Shin explained that the study was focused on individuals from South Korea because this country has the highest per-capita number of instant noodle consumers worldwide. In addition, over the past few years, the health problems, such as obesity and heart disease have been on the rise in this country. However, the findings show seem relevant for other countries as well, as the United States ranked sixth globally in instant noodle sales, according to theWorld Instant Noodles Association, which found that the United States accounted for 4,300 billion units sold in 2013 (coming in just behind China, Indonesia, Japan, Vietnam, and India and above South Korea).

It was found that women who consumed instant noodles twice a week or more, had a higher risk of metabolic syndrome in comparison to the ones who consumed less, or not at all. In addition, their diet style either traditional or fast food didn’t make any difference. The same association was also found in young women who were leaner and more physically active.

Speaking of men, Shin and his colleagues suppose that the biological differences between males and females, such as metabolism and sex hormones, may account for the lack of an evident association among males in terms of eating instant noodles and developing the aforementioned syndrome.

As mentioned in the very beginning, this study was done in South Korea, a country which is known to have the largest noodles consumption group worldwide, where people consumed 3.4 billion packages of instant noodles in 2010. However, according to Lisa Young, a nutritionist and professor at New York University, these findings could apply to people in North America too. She explains: “We [in the States] don’t eat it as much, but the ramen noodles are being sold, so this could apply to anywhere they’re sold, and they’re sold almost everywhere.”

Scientists Reveal Ramen Noodles Cause Heart Disease

What Makes Ramen Noodles Bad?

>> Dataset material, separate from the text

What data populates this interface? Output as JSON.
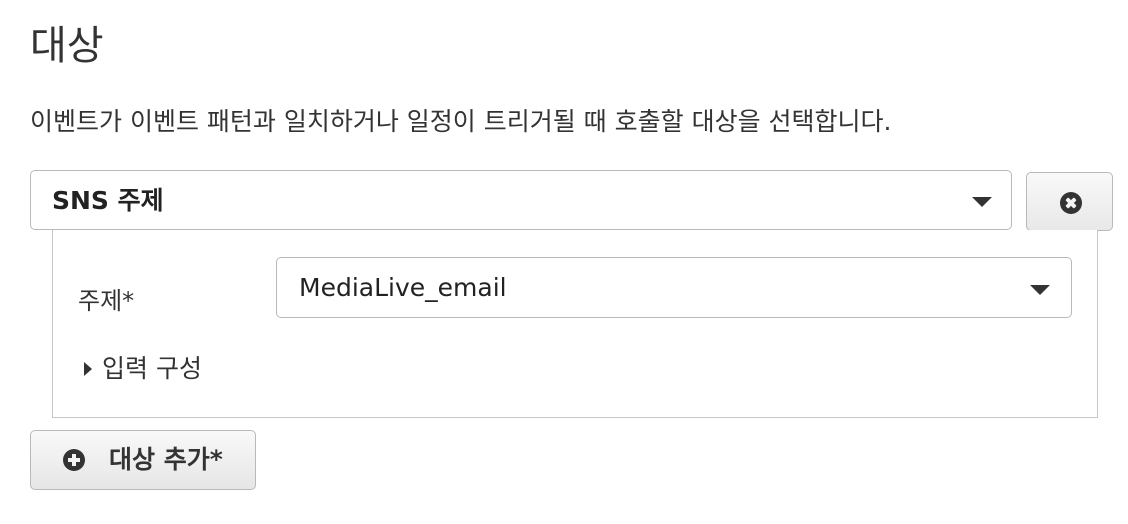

According to Young, “Instant noodles are high in fat, high in salt, high in calories and they’re processed — all those factors could contribute to some of the health problems [the researchers] addressed.” She also adds: “That doesn’t mean that every single person is going to respond the same way, but the piece to keep in mind is that it’s not a healthy product, and it is a processed food.”

The Korea Food and Drug Administration (KFDA) found a cancer causing substance, known as Bezopyrene in six brands of noodles made by Nong Shim Company Ltd back in 2012. Even though according to KFDA the amounts were small and harmless, the company identified particular batches of noodles with a problem, prompting a recall by October 2012.

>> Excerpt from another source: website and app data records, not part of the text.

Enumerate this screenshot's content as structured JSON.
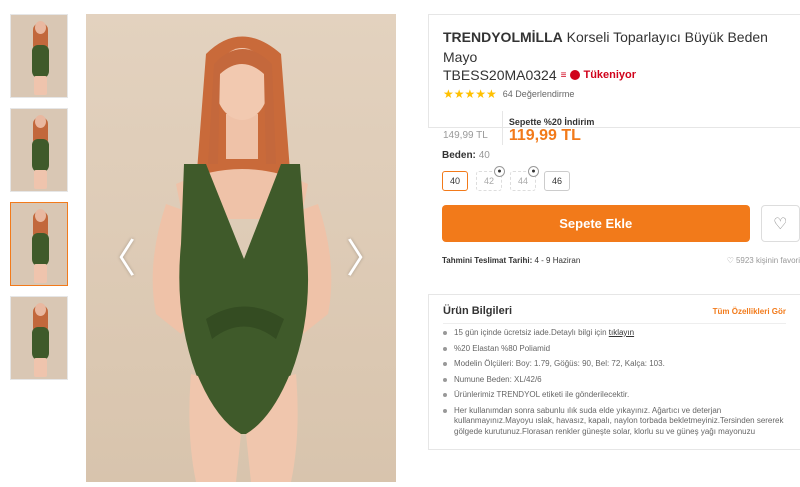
{
  "product": {
    "brand": "TRENDYOLMİLLA",
    "name": "Korseli Toparlayıcı Büyük Beden Mayo",
    "code": "TBESS20MA0324",
    "stock_icon": "≡",
    "stock_status": "Tükeniyor",
    "stars": "★★★★★",
    "review_count": "64 Değerlendirme",
    "old_price": "149,99 TL",
    "promo_label": "Sepette %20 İndirim",
    "new_price": "119,99 TL"
  },
  "gallery": {
    "prev_arrow": "〈",
    "next_arrow": "〉",
    "active_thumb_index": 2
  },
  "sizes": {
    "label": "Beden:",
    "selected": "40",
    "options": [
      {
        "label": "40",
        "state": "selected"
      },
      {
        "label": "42",
        "state": "disabled"
      },
      {
        "label": "44",
        "state": "disabled"
      },
      {
        "label": "46",
        "state": "available"
      }
    ]
  },
  "cart": {
    "add_label": "Sepete Ekle",
    "fav_icon": "♡"
  },
  "delivery": {
    "label": "Tahmini Teslimat Tarihi:",
    "value": "4 - 9 Haziran",
    "fav_icon": "♡",
    "fav_text": "5923 kişinin favori"
  },
  "info": {
    "title": "Ürün Bilgileri",
    "all_features": "Tüm Özellikleri Gör",
    "return_text": "15 gün içinde ücretsiz iade.Detaylı bilgi için ",
    "return_link": "tıklayın",
    "items": [
      "%20 Elastan %80 Poliamid",
      "Modelin Ölçüleri: Boy: 1.79, Göğüs: 90, Bel: 72, Kalça: 103.",
      "Numune Beden: XL/42/6",
      "Ürünlerimiz TRENDYOL etiketi ile gönderilecektir.",
      "Her kullanımdan sonra sabunlu ılık suda elde yıkayınız. Ağartıcı ve deterjan kullanmayınız.Mayoyu ıslak, havasız, kapalı, naylon torbada bekletmeyiniz.Tersinden sererek gölgede kurutunuz.Florasan renkler güneşte solar, klorlu su ve güneş yağı mayonuzu"
    ]
  },
  "colors": {
    "accent": "#f27a1a",
    "star": "#ffc000",
    "swimsuit": "#3f5a2a",
    "urgency": "#d0021b"
  }
}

In addition to Bezopyrene, the ramen also contain Tetriary-butyl hydroquinone (TBHQ) which is known to have a long term effect on your health, including weakening of organs and triggering the development of tumors and cancers.

Moreover, all types of processed foods (and the ramen as such) typically contain huge amounts of salt and sugar, in order to have longer shelf lives.

Luckily, as Young herself explains, there is a way to stay away from the processed instant noodles. People just need a little bit of preparation which can help them avoid this unhealthy food. She says: “You can easily make noodles, homemade pasta, ground-rice pasta and veggies at home, with a little bit of planning.”